Japan's No.2 automaker said most of the 1,900 workers -- including about 600 interns -- at the wholly-owned parts factory had agreed to management's offer for a 24 percent wage hike, with less than 100 holdouts still refusing the terms after violent clashes on Monday.

But as of midday Tuesday, production at the factory, in Foshan, Guangdong province, had yet to resume, while workers inspected equipment and prepared to restart the line, Honda spokesman Yoshiyuki Kuroda said.

China has been hit with a string of labor disputes at foreign companies, whose migrant workers have begun to demand better pay and conditions.

Strikes are technically illegal in China, which fears any overt signs of social unrest, but have become more common lately as employers try to rein in rapidly rising costs, especially in southern China, dubbed the world's workshop.

Honda has been unable to build cars in the country since last week after workers at the parts plant went on strike demanding higher pay. With few transmissions built and inventory running low, Honda said it planned to keep four local assembly plants idle through Wednesday.

The company said it would decide later on Tuesday what its plans were going forward.

At a dormitory for workers in a nearby village, an 18-year-old intern told Reuters a company representative came by to tell workers not to go to work on Tuesday in case of a repeat of conflicts that flared up the previous day.

On Monday, some striking workers displayed scratches underneath their shirts, saying they were roughed up by union officials who tried to push them out of factory grounds as police and reporters watched.

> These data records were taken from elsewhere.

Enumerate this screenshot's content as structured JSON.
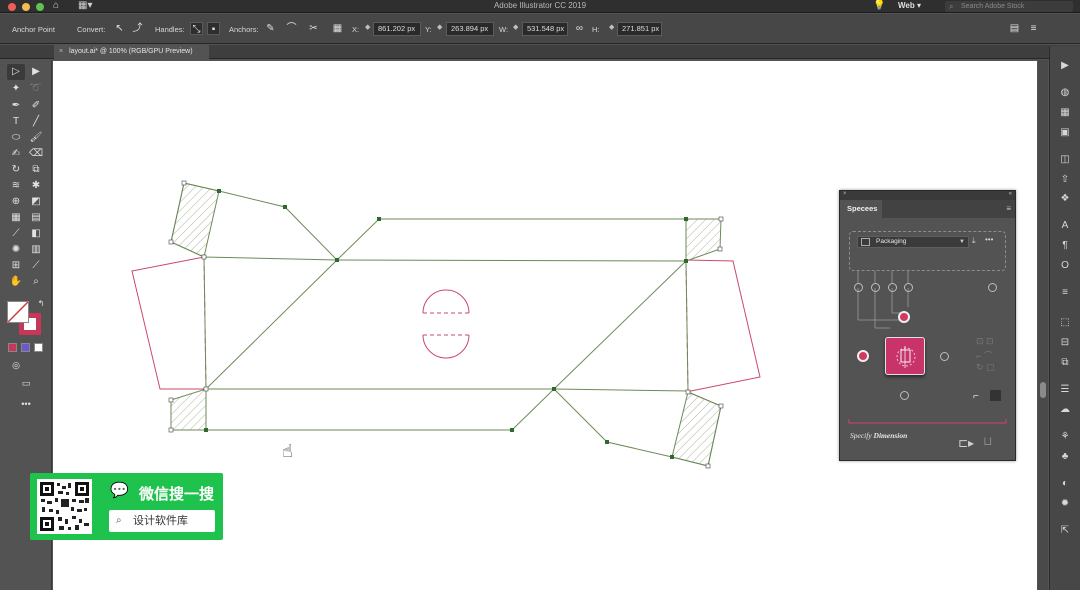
{
  "window": {
    "title": "Adobe Illustrator CC 2019",
    "workspace": "Web",
    "stock_search_placeholder": "Search Adobe Stock"
  },
  "control_bar": {
    "mode": "Anchor Point",
    "convert_label": "Convert:",
    "handles_label": "Handles:",
    "anchors_label": "Anchors:",
    "x_label": "X:",
    "x_value": "861.202 px",
    "y_label": "Y:",
    "y_value": "263.894 px",
    "w_label": "W:",
    "w_value": "531.548 px",
    "h_label": "H:",
    "h_value": "271.851 px"
  },
  "document_tab": {
    "label": "layout.ai* @ 100% (RGB/GPU Preview)"
  },
  "panel": {
    "title": "Specees",
    "preset": "Packaging",
    "footer_prefix": "Specify",
    "footer_bold": "Dimension"
  },
  "wechat": {
    "title": "微信搜一搜",
    "search_text": "设计软件库"
  },
  "colors": {
    "accent_pink": "#c8336a",
    "dieline_green": "#4b7a3a",
    "wechat_green": "#20c24e"
  },
  "icons": [
    "home-icon",
    "search-icon",
    "link-icon",
    "close-icon",
    "menu-icon",
    "cursor-hand-icon"
  ]
}
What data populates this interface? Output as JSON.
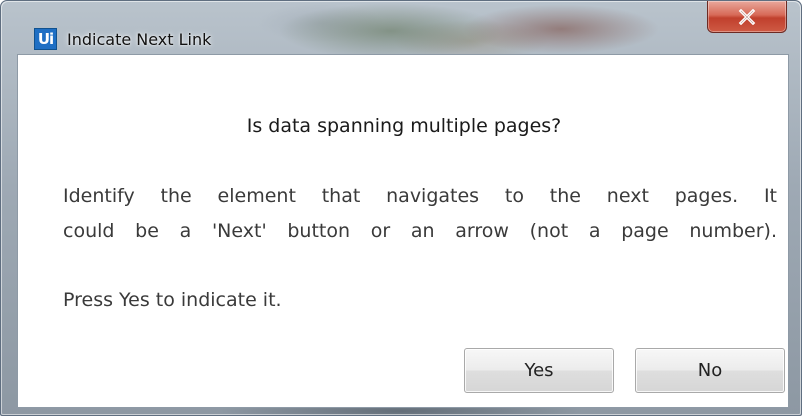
{
  "window": {
    "title": "Indicate Next Link",
    "app_icon_text": "Ui",
    "close_icon": "close-x-icon",
    "colors": {
      "app_icon_bg": "#1f6fc4",
      "close_button": "#c8432f"
    }
  },
  "dialog": {
    "heading": "Is data spanning multiple pages?",
    "description_line1": "Identify the element that navigates to the next pages. It",
    "description_line2": "could be a 'Next' button or an arrow (not a page number).",
    "prompt": "Press Yes to indicate it."
  },
  "buttons": {
    "yes_label": "Yes",
    "no_label": "No"
  }
}
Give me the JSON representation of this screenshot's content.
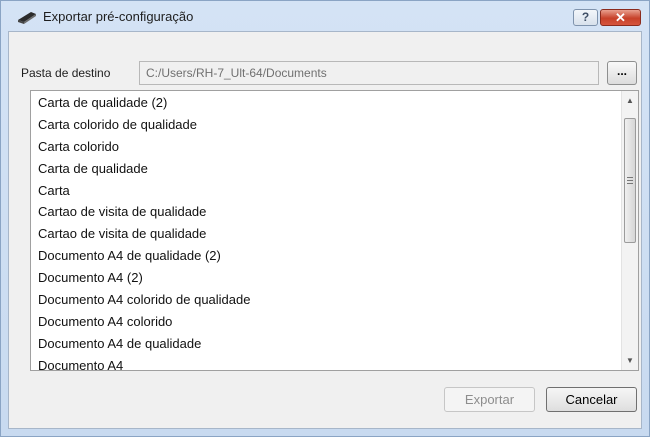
{
  "window": {
    "title": "Exportar pré-configuração",
    "help_label": "?",
    "close_label": "✕"
  },
  "destination": {
    "label": "Pasta de destino",
    "path": "C:/Users/RH-7_Ult-64/Documents",
    "browse_label": "..."
  },
  "presets": [
    "Carta de qualidade (2)",
    "Carta colorido de qualidade",
    "Carta colorido",
    "Carta de qualidade",
    "Carta",
    "Cartao de visita de qualidade",
    "Cartao de visita de qualidade",
    "Documento A4 de qualidade (2)",
    "Documento A4 (2)",
    "Documento A4 colorido de qualidade",
    "Documento A4 colorido",
    "Documento A4 de qualidade",
    "Documento A4"
  ],
  "buttons": {
    "export_label": "Exportar",
    "cancel_label": "Cancelar"
  },
  "icons": {
    "title_icon": "scanner-icon",
    "scroll_up": "scroll-up-arrow-icon",
    "scroll_down": "scroll-down-arrow-icon"
  }
}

The Communist Party-backed All China Federation of Labour Unions discourages independent worker activism and generally sides with management.

The tussle between union members, striking workers and those trying to work within the factory was preventing a smooth transition to operations, Honda's Kuroda said.

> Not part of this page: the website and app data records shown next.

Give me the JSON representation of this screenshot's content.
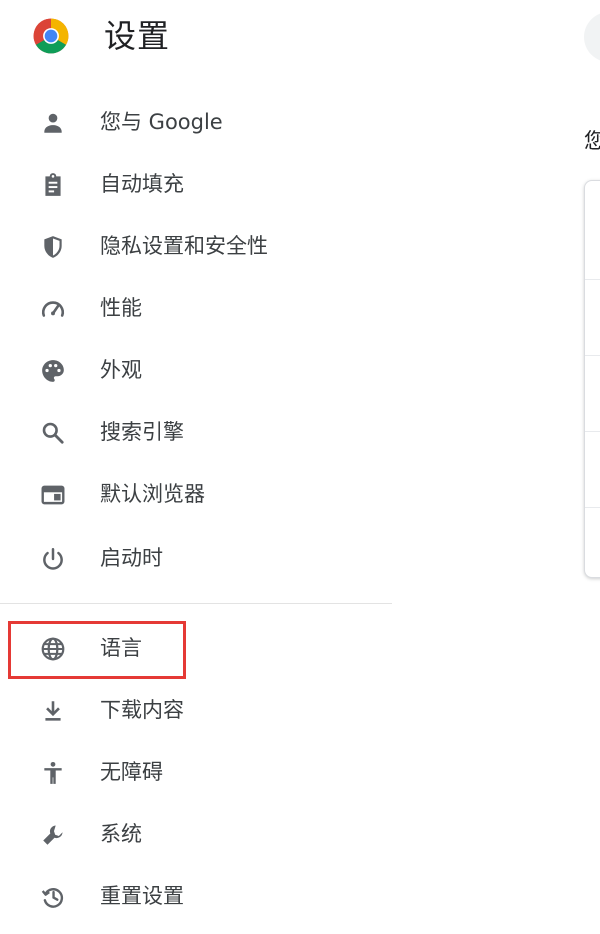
{
  "app": {
    "title": "设置"
  },
  "colors": {
    "highlight": "#e53935",
    "icon": "#5f6368",
    "text": "#3c4043"
  },
  "sidebar": {
    "items": [
      {
        "label": "您与 Google",
        "icon": "person-icon"
      },
      {
        "label": "自动填充",
        "icon": "clipboard-icon"
      },
      {
        "label": "隐私设置和安全性",
        "icon": "shield-icon"
      },
      {
        "label": "性能",
        "icon": "speedometer-icon"
      },
      {
        "label": "外观",
        "icon": "palette-icon"
      },
      {
        "label": "搜索引擎",
        "icon": "search-icon"
      },
      {
        "label": "默认浏览器",
        "icon": "browser-window-icon"
      },
      {
        "label": "启动时",
        "icon": "power-icon"
      },
      {
        "label": "语言",
        "icon": "globe-icon",
        "highlighted": true
      },
      {
        "label": "下载内容",
        "icon": "download-icon"
      },
      {
        "label": "无障碍",
        "icon": "accessibility-icon"
      },
      {
        "label": "系统",
        "icon": "wrench-icon"
      },
      {
        "label": "重置设置",
        "icon": "history-icon"
      }
    ]
  },
  "main": {
    "peek_text": "您"
  }
}
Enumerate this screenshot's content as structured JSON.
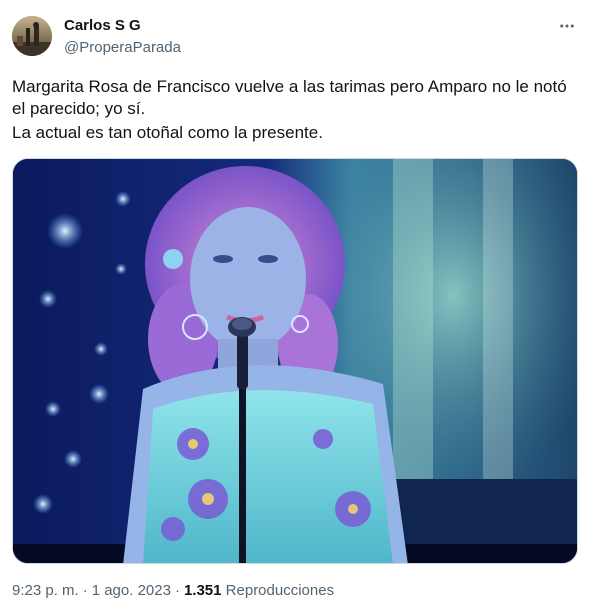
{
  "author": {
    "display_name": "Carlos S G",
    "handle": "@ProperaParada"
  },
  "tweet": {
    "text_lines": [
      "Margarita Rosa de Francisco vuelve a las tarimas pero Amparo no le notó",
      "el parecido; yo sí.",
      "La actual es tan otoñal como la presente."
    ]
  },
  "meta": {
    "time": "9:23 p. m.",
    "separator": "·",
    "date": "1 ago. 2023",
    "views_count": "1.351",
    "views_label": "Reproducciones"
  },
  "icons": {
    "more": "more-horizontal-icon",
    "avatar": "avatar-photo"
  },
  "colors": {
    "text_primary": "#0f1419",
    "text_secondary": "#536471",
    "border": "#cfd9de"
  }
}
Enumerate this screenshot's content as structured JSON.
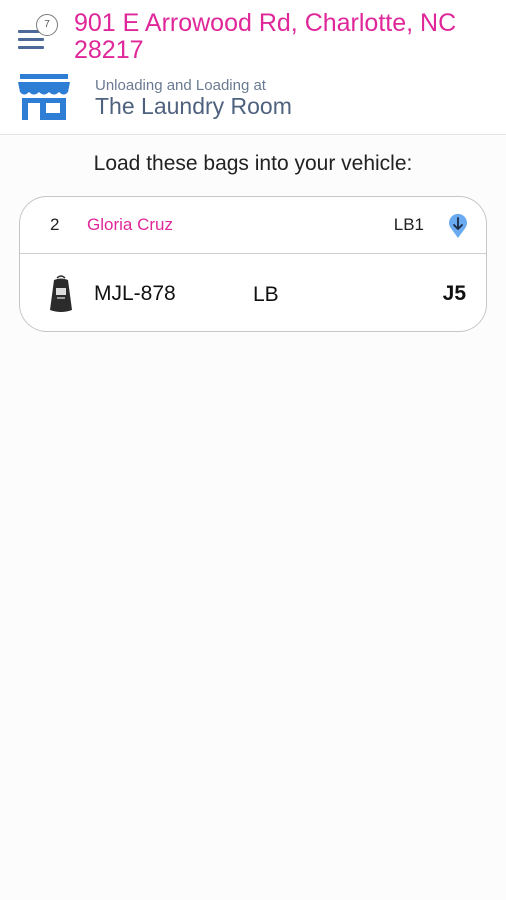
{
  "header": {
    "notification_count": "7",
    "address": "901 E Arrowood Rd, Charlotte, NC 28217",
    "status_label": "Unloading and Loading at",
    "location_name": "The Laundry Room"
  },
  "main": {
    "instruction": "Load these bags into your vehicle:",
    "order": {
      "number": "2",
      "customer": "Gloria Cruz",
      "bag_code": "LB1",
      "bags": [
        {
          "id": "MJL-878",
          "type": "LB",
          "slot": "J5"
        }
      ]
    }
  },
  "colors": {
    "accent": "#e0279a",
    "primary_blue": "#2f7ed6",
    "nav_blue": "#4c6a99",
    "arrow_blue": "#6aaaf0"
  },
  "icons": [
    "menu-icon",
    "store-icon",
    "arrow-down-icon",
    "laundry-bag-icon"
  ]
}
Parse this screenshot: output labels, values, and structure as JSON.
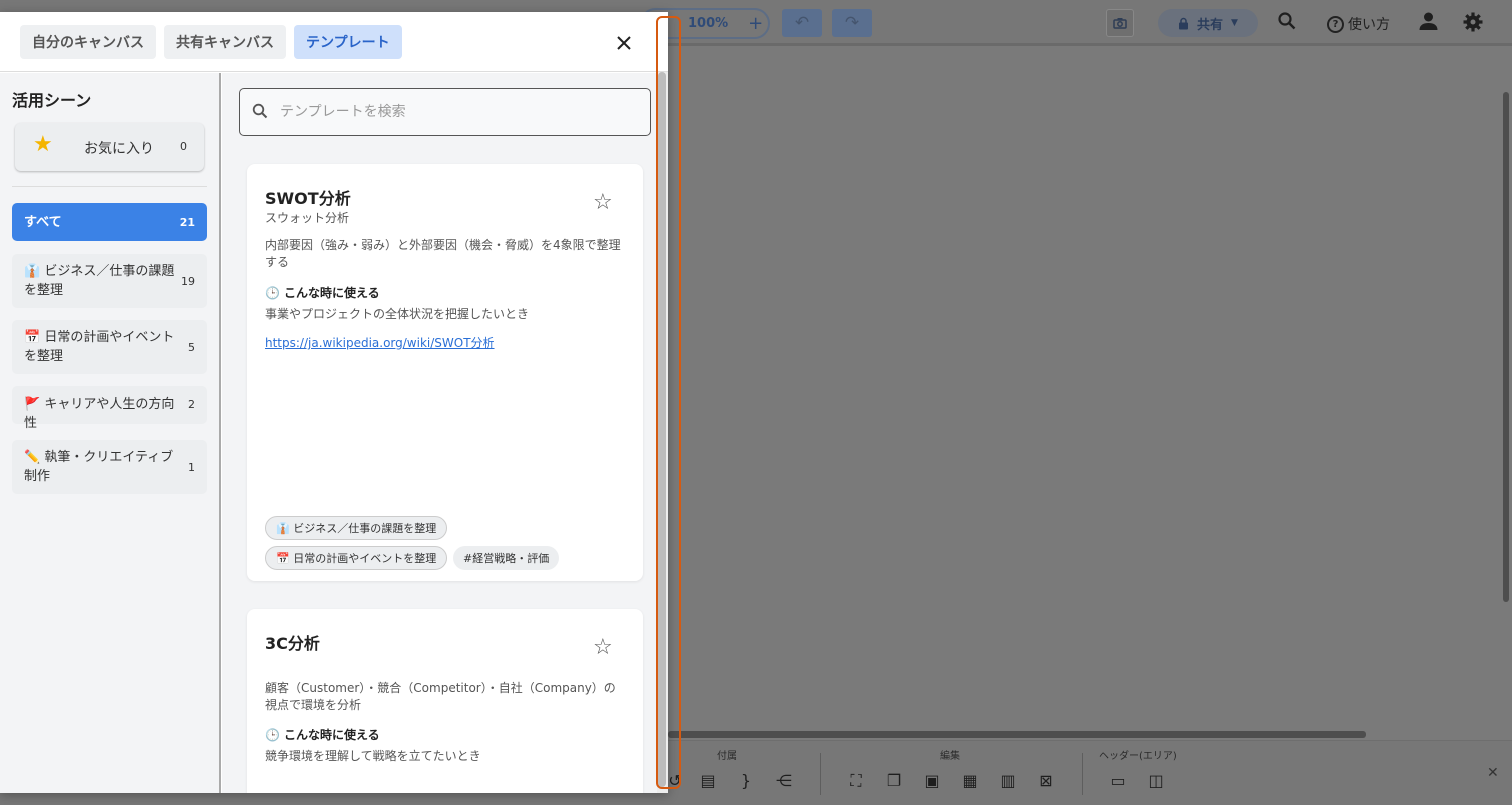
{
  "app": {
    "zoom_label": "100%",
    "zoom_plus": "+",
    "share_label": "共有",
    "help_label": "使い方",
    "bottom_bar": {
      "section_attach": "付属",
      "section_edit": "編集",
      "section_header": "ヘッダー(エリア)"
    }
  },
  "modal": {
    "tabs": [
      {
        "label": "自分のキャンバス"
      },
      {
        "label": "共有キャンバス"
      },
      {
        "label": "テンプレート"
      }
    ],
    "close_label": "×"
  },
  "sidebar": {
    "title": "活用シーン",
    "favorites": {
      "label": "お気に入り",
      "count": "0"
    },
    "categories": [
      {
        "label": "すべて",
        "count": "21"
      },
      {
        "label": "👔 ビジネス／仕事の課題を整理",
        "count": "19"
      },
      {
        "label": "📅 日常の計画やイベントを整理",
        "count": "5"
      },
      {
        "label": "🚩 キャリアや人生の方向性",
        "count": "2"
      },
      {
        "label": "✏️ 執筆・クリエイティブ制作",
        "count": "1"
      }
    ]
  },
  "search": {
    "placeholder": "テンプレートを検索",
    "value": ""
  },
  "templates": [
    {
      "title": "SWOT分析",
      "subtitle": "スウォット分析",
      "description": "内部要因（強み・弱み）と外部要因（機会・脅威）を4象限で整理する",
      "when_label": "こんな時に使える",
      "when_text": "事業やプロジェクトの全体状況を把握したいとき",
      "link": "https://ja.wikipedia.org/wiki/SWOT分析",
      "tags": [
        "👔 ビジネス／仕事の課題を整理",
        "📅 日常の計画やイベントを整理",
        "#経営戦略・評価"
      ]
    },
    {
      "title": "3C分析",
      "description": "顧客（Customer）・競合（Competitor）・自社（Company）の視点で環境を分析",
      "when_label": "こんな時に使える",
      "when_text": "競争環境を理解して戦略を立てたいとき"
    }
  ],
  "colors": {
    "accent": "#3b82e6",
    "active_tab_bg": "#cfe0fb",
    "highlight": "#d65a10",
    "star": "#f4b400"
  }
}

The factory had initially planned to produce manual transmissions through the night shift on Monday, but work was cut short after less than three hours, he said.


On Tuesday morning, about 100-200 angry workers approached the factory gate from inside the compound to appeal to reporters, complaining about being beaten by union members the day before, according to a witness.

The intern, who asked not to be identified due to the sensitivity of the matter, said many workers were not signing the contract yet because they want to see how the company responds to Monday's violence.

Including a small exports-only factory producing the Jazz subcompact, Honda has capacity to build 650,000 cars a year in China, the world's fastest-growing car market.

The company had offered an increase of 477 yuan per month for interns, whose pay ranged from 900 to 1,300 yuan per month, the intern said.

The interns are students who are required by their schools to get work experience, with internships lasting between six months to a year and a half, he added.

The parts factory, which builds manual and automatic transmissions, offered to lift workers' monthly starting salary by 366 yuan ($53.59) to 1,910 yuan ($279.6).

Around midday, security levels appeared to have returned to normal at the site.

Other foreign firms have also been raising wages following criticisms about pay and conditions.

Taiwan's Hon Hai Precision Industry Co Ltd <2317.TW> said last week it plans to raise salaries by about a fifth at its Foxconn International <2038.HK> unit, maker of Apple Inc's iPhone, as it struggles to stop a spate of suicides and quell public anger.

Honda's shares were down 0.5 percent in afternoon trade, roughly in line with the broader Tokyo market <.N225>.

(Reporting by Chang-Ran Kim in TOKYO; Alison Leung in HONG KONG; Fang Yan in SHANGHAI, and Stephanie McIntyre; Editing by Lincoln Feast and Bill Tarrant)